Detailed nuclear policy proposals were confined to four confidence and security building measures (CSBMs) that the report stated the Alliance “intends to pursue” with Russia:
- enhanced dialogue on nuclear force matters;
- information exchange on nuclear force readiness;
- information exchange on nuclear safety; and
- data exchange on substrategic nuclear forces.
These all promise to be useful information-sharing measures, but they do not address the far more fundamental changes required in NATO nuclear policy if the Alliance is to begin living up to its nuclear disarmament commitments.
No position on NMD
The report took no position on the US National Missile Defense program. (Although not stated in the report, it is well known that very wide differences remain among NATO members on the merits of the NMD proposal.) The report did state, however, that “NATO has provided a valuable forum for… exchanging views on the proposed U.S. National Missile Defense.” Presumably this forum will be put to extensive use over the next several years as the Bush administration defines and pursues its own position on NMD.
The release of the December report marked the end of the “Paragraph 32” process. No indication was provided of whether or how any further review of NATO nuclear policy would take place, aside from a pro forma reiteration of the promise made in the 1999 Strategic Concept that NATO’s arms control, disarmament, and non-proliferation policies “will be kept under review in the light of the evolving security environment.” This general assurance does, at least, provide a basis for arguing that NATO accepts the need for continuing reconsideration of its nuclear policies.
In many respects the timing for such a reconsideration is better now than it was during the formal “Paragraph 32” review.
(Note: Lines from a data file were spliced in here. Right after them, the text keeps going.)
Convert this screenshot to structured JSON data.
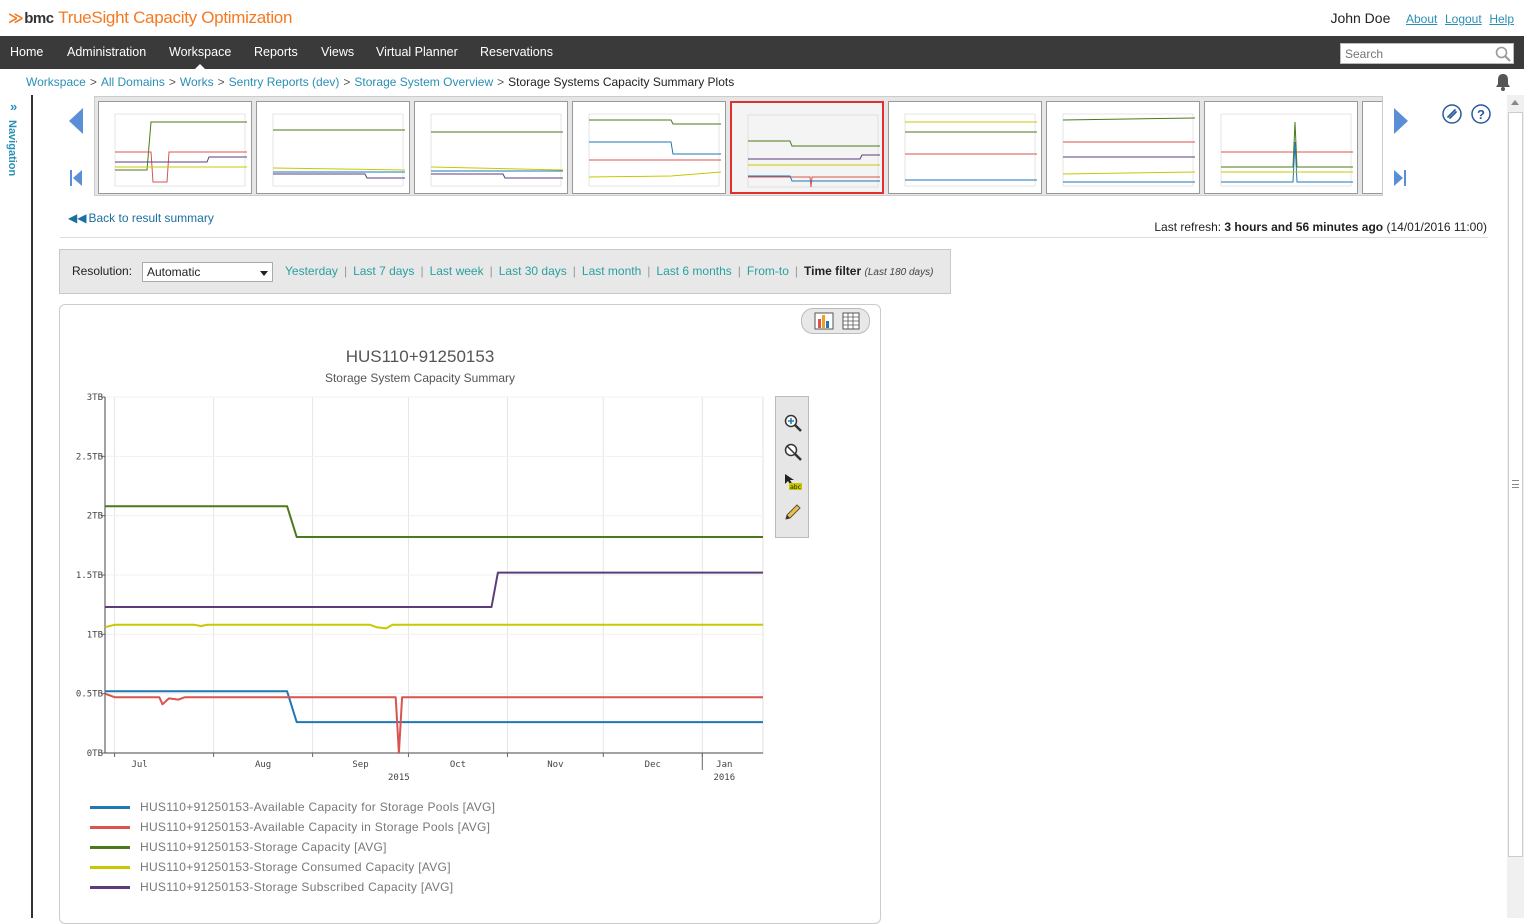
{
  "header": {
    "logo_bmc": "bmc",
    "logo_product": "TrueSight Capacity Optimization",
    "user": "John Doe",
    "links": [
      "About",
      "Logout",
      "Help"
    ]
  },
  "nav": {
    "items": [
      "Home",
      "Administration",
      "Workspace",
      "Reports",
      "Views",
      "Virtual Planner",
      "Reservations"
    ],
    "active": "Workspace",
    "search_placeholder": "Search"
  },
  "breadcrumb": {
    "items": [
      "Workspace",
      "All Domains",
      "Works",
      "Sentry Reports (dev)",
      "Storage System Overview"
    ],
    "current": "Storage Systems Capacity Summary Plots"
  },
  "left_nav": {
    "label": "Navigation"
  },
  "back_link": "Back to result summary",
  "last_refresh": {
    "label": "Last refresh:",
    "value": "3 hours and 56 minutes ago",
    "timestamp": "(14/01/2016 11:00)"
  },
  "time_filter": {
    "resolution_label": "Resolution:",
    "resolution_value": "Automatic",
    "ranges": [
      "Yesterday",
      "Last 7 days",
      "Last week",
      "Last 30 days",
      "Last month",
      "Last 6 months",
      "From-to"
    ],
    "filter_label": "Time filter",
    "filter_sub": "(Last 180 days)"
  },
  "colors": {
    "blue": "#1f77b4",
    "red": "#d9534f",
    "green": "#4a7a1a",
    "yellow": "#c8c800",
    "purple": "#5a3d7a",
    "accent": "#f47920",
    "link": "#2a8fb5"
  },
  "chart_data": {
    "type": "line",
    "title": "HUS110+91250153",
    "subtitle": "Storage System Capacity Summary",
    "y_unit": "TB",
    "ylim": [
      0,
      3
    ],
    "yticks": [
      0,
      0.5,
      1,
      1.5,
      2,
      2.5,
      3
    ],
    "ytick_labels": [
      "0TB",
      "0.5TB",
      "1TB",
      "1.5TB",
      "2TB",
      "2.5TB",
      "3TB"
    ],
    "xlim": [
      "2015-06-28",
      "2016-01-20"
    ],
    "xticks": [
      {
        "date": "2015-07-01",
        "label": "Jul"
      },
      {
        "date": "2015-08-01",
        "label": "Aug"
      },
      {
        "date": "2015-09-01",
        "label": "Sep"
      },
      {
        "date": "2015-10-01",
        "label": "Oct"
      },
      {
        "date": "2015-11-01",
        "label": "Nov"
      },
      {
        "date": "2015-12-01",
        "label": "Dec"
      },
      {
        "date": "2016-01-01",
        "label": "Jan"
      }
    ],
    "year_labels": [
      {
        "date": "2015-09-28",
        "label": "2015"
      },
      {
        "date": "2016-01-01",
        "label": "2016"
      }
    ],
    "grid": true,
    "legend_position": "bottom",
    "series": [
      {
        "name": "HUS110+91250153-Available Capacity for Storage Pools [AVG]",
        "color": "#1f77b4",
        "points": [
          [
            "2015-06-28",
            0.52
          ],
          [
            "2015-08-24",
            0.52
          ],
          [
            "2015-08-27",
            0.26
          ],
          [
            "2016-01-20",
            0.26
          ]
        ]
      },
      {
        "name": "HUS110+91250153-Available Capacity in Storage Pools [AVG]",
        "color": "#d9534f",
        "points": [
          [
            "2015-06-28",
            0.5
          ],
          [
            "2015-07-01",
            0.47
          ],
          [
            "2015-07-15",
            0.47
          ],
          [
            "2015-07-16",
            0.41
          ],
          [
            "2015-07-18",
            0.46
          ],
          [
            "2015-07-21",
            0.45
          ],
          [
            "2015-07-23",
            0.47
          ],
          [
            "2015-09-27",
            0.47
          ],
          [
            "2015-09-28",
            0.0
          ],
          [
            "2015-09-29",
            0.47
          ],
          [
            "2016-01-20",
            0.47
          ]
        ]
      },
      {
        "name": "HUS110+91250153-Storage Capacity [AVG]",
        "color": "#4a7a1a",
        "points": [
          [
            "2015-06-28",
            2.08
          ],
          [
            "2015-08-24",
            2.08
          ],
          [
            "2015-08-27",
            1.82
          ],
          [
            "2016-01-20",
            1.82
          ]
        ]
      },
      {
        "name": "HUS110+91250153-Storage Consumed Capacity [AVG]",
        "color": "#c8c800",
        "points": [
          [
            "2015-06-28",
            1.06
          ],
          [
            "2015-07-01",
            1.08
          ],
          [
            "2015-07-26",
            1.08
          ],
          [
            "2015-07-28",
            1.07
          ],
          [
            "2015-07-30",
            1.08
          ],
          [
            "2015-09-19",
            1.08
          ],
          [
            "2015-09-21",
            1.06
          ],
          [
            "2015-09-24",
            1.05
          ],
          [
            "2015-09-26",
            1.08
          ],
          [
            "2016-01-20",
            1.08
          ]
        ]
      },
      {
        "name": "HUS110+91250153-Storage Subscribed Capacity [AVG]",
        "color": "#5a3d7a",
        "points": [
          [
            "2015-06-28",
            1.23
          ],
          [
            "2015-10-27",
            1.23
          ],
          [
            "2015-10-29",
            1.52
          ],
          [
            "2016-01-20",
            1.52
          ]
        ]
      }
    ]
  }
}
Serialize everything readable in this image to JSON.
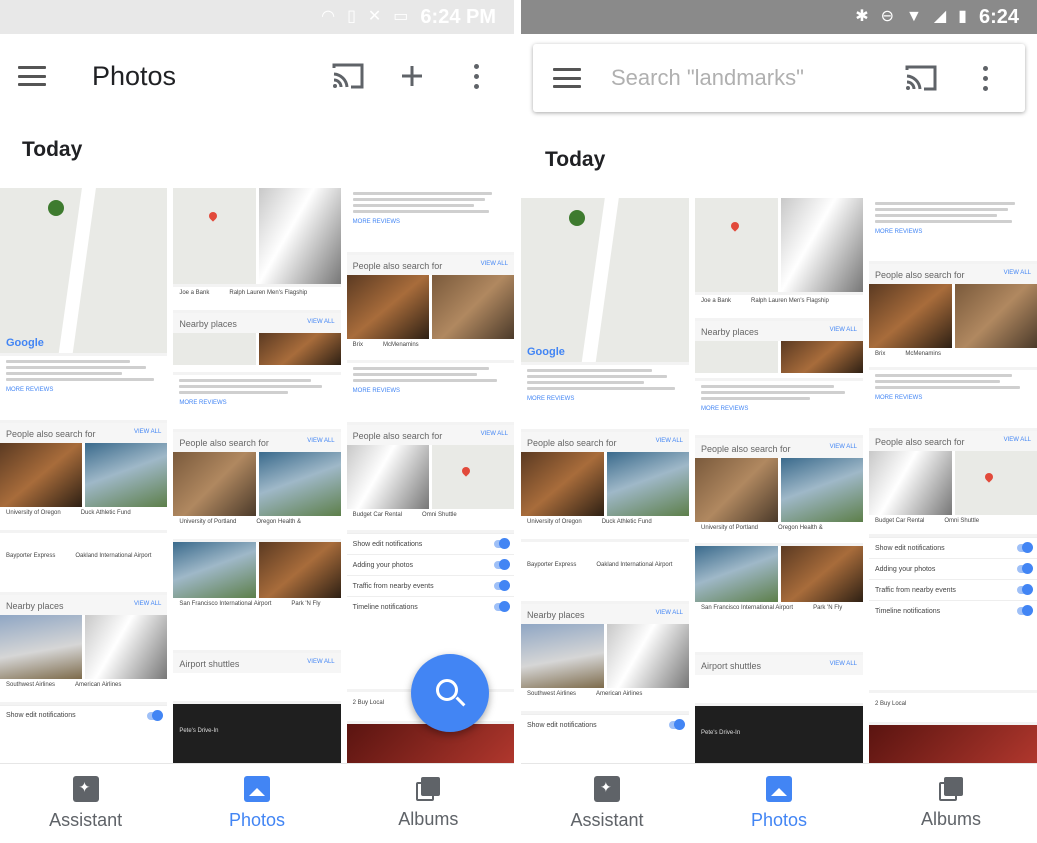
{
  "left": {
    "status": {
      "time": "6:24 PM"
    },
    "appbar": {
      "title": "Photos"
    },
    "section": "Today"
  },
  "right": {
    "status": {
      "time": "6:24"
    },
    "search": {
      "placeholder": "Search \"landmarks\""
    },
    "section": "Today"
  },
  "cards": {
    "people_also_search": "People also search for",
    "view_all": "VIEW ALL",
    "more_reviews": "MORE REVIEWS",
    "nearby_places": "Nearby places",
    "airport_shuttles": "Airport shuttles",
    "map_logo": "Google",
    "place_1": "University of Oregon",
    "place_2": "Duck Athletic Fund",
    "place_3": "University of Portland",
    "place_4": "Oregon Health &",
    "place_5": "Budget Car Rental",
    "place_6": "Omni Shuttle",
    "place_7": "Southwest Airlines",
    "place_8": "American Airlines",
    "place_9": "Bayporter Express",
    "place_10": "Oakland International Airport",
    "place_11": "San Francisco International Airport",
    "place_12": "Park 'N Fly",
    "place_13": "Joe a Bank",
    "place_14": "Ralph Lauren Men's Flagship",
    "place_15": "Brix",
    "place_16": "McMenamins",
    "place_17": "Pete's Drive-In",
    "notif_1": "Show edit notifications",
    "notif_2": "Adding your photos",
    "notif_3": "Traffic from nearby events",
    "notif_4": "Timeline notifications",
    "local": "2 Buy Local",
    "accent": "#4285f4"
  },
  "nav": {
    "assistant": "Assistant",
    "photos": "Photos",
    "albums": "Albums"
  }
}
As Tom McDonald of BASIC has noted, “NATO had an extremely full agenda [during the period of the review], trying to deal with operations in the Balkans, the Defence Capabilities Initiative and, crucially, the row over EU-NATO relations with regard to the EU Rapid Reaction Force.” In addition, “with impending presidential elections in the United States and both candidates committed to reviewing U.S. nuclear posture, NATO would have its hands tied to a certain degree and would not realistically have been able to consider ‘theological’ nuclear issues until the results of the U.S. exercise were known.”3
With the election now over and the US posture review set to begin, the coming year or two will be a good time for NATO members individually and as a whole to rethink their vision of the appropriate direction for nuclear policies.
The report also acknowledged that there is a need for greater openness and transparency in NATO nuclear policymaking, promising that “the Alliance will continue to broaden its engagement with interested non-governmental organizations, academic institutions and the general public and will contribute actively to discussion and debate regarding nuclear weapons and nuclear arms control and disarmament issues.” This is a useful promise that may improve the prospects for public access to NATO and NATO government decisionmakers on these issues.
1 The full text of the public version of NATO’s report — “Report on Options for Confidence and Security Building Measures (CSBMs), Verification, Non-Proliferation, Arms Control and Disarmament,” Press Communique M-NAC-2(2000)121, NATO, 14 December 2000.
2 See the relevant section of the “Final Document of the Sixth Review Conference of the Parties to the Treaty on the Non-Proliferation of Nuclear Weapons” (May 2000). For a discussion of these items and how NATO nuclear policy could be modified to become consistent with them, see Tom McDonald and Dan Plesch, “NATO’s nuclear agenda: recommendations for action,” Ploughshares Monitor, September 2000.
3 Tom McDonald, “Paragraph 32 Process: Final Analysis,” BASIC Notes, British American Security Information Council, 11 January 2001.